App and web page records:
###

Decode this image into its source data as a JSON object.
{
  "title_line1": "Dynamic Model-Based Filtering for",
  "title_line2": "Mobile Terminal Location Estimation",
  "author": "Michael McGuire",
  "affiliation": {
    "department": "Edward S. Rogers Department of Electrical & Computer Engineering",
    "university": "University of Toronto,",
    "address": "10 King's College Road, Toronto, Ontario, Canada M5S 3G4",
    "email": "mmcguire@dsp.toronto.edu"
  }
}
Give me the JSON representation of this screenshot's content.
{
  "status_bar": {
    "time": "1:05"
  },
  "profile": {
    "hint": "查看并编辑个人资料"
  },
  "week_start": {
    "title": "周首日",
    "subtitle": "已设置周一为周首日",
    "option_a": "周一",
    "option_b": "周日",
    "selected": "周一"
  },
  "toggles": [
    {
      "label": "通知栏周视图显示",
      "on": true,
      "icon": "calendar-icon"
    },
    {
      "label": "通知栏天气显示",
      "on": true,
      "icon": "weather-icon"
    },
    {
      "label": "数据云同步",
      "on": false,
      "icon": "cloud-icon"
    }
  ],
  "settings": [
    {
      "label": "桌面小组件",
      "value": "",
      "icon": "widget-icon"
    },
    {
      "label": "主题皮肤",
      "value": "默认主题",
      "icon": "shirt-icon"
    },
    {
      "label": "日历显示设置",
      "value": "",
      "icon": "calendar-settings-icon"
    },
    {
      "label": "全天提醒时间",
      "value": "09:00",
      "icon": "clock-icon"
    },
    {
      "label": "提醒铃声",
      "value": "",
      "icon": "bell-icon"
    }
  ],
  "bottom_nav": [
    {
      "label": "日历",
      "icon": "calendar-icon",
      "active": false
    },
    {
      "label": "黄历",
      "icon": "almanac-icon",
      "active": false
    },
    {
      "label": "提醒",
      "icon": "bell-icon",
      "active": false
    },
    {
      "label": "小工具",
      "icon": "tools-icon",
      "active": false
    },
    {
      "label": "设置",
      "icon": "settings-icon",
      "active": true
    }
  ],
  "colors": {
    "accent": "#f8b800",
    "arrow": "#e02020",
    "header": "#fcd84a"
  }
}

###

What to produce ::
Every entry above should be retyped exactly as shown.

Answer below ::
Decode this image into its source data as a JSON object.
{
  "title_line1": "Dynamic Model-Based Filtering for",
  "title_line2": "Mobile Terminal Location Estimation",
  "author": "Michael McGuire",
  "affiliation": {
    "department": "Edward S. Rogers Department of Electrical & Computer Engineering",
    "university": "University of Toronto,",
    "address": "10 King's College Road, Toronto, Ontario, Canada M5S 3G4",
    "email": "mmcguire@dsp.toronto.edu"
  }
}
Give me the JSON representation of this screenshot's content.
{
  "status_bar": {
    "time": "1:05"
  },
  "profile": {
    "hint": "查看并编辑个人资料"
  },
  "week_start": {
    "title": "周首日",
    "subtitle": "已设置周一为周首日",
    "option_a": "周一",
    "option_b": "周日",
    "selected": "周一"
  },
  "toggles": [
    {
      "label": "通知栏周视图显示",
      "on": true,
      "icon": "calendar-icon"
    },
    {
      "label": "通知栏天气显示",
      "on": true,
      "icon": "weather-icon"
    },
    {
      "label": "数据云同步",
      "on": false,
      "icon": "cloud-icon"
    }
  ],
  "settings": [
    {
      "label": "桌面小组件",
      "value": "",
      "icon": "widget-icon"
    },
    {
      "label": "主题皮肤",
      "value": "默认主题",
      "icon": "shirt-icon"
    },
    {
      "label": "日历显示设置",
      "value": "",
      "icon": "calendar-settings-icon"
    },
    {
      "label": "全天提醒时间",
      "value": "09:00",
      "icon": "clock-icon"
    },
    {
      "label": "提醒铃声",
      "value": "",
      "icon": "bell-icon"
    }
  ],
  "bottom_nav": [
    {
      "label": "日历",
      "icon": "calendar-icon",
      "active": false
    },
    {
      "label": "黄历",
      "icon": "almanac-icon",
      "active": false
    },
    {
      "label": "提醒",
      "icon": "bell-icon",
      "active": false
    },
    {
      "label": "小工具",
      "icon": "tools-icon",
      "active": false
    },
    {
      "label": "设置",
      "icon": "settings-icon",
      "active": true
    }
  ],
  "colors": {
    "accent": "#f8b800",
    "arrow": "#e02020",
    "header": "#fcd84a"
  }
}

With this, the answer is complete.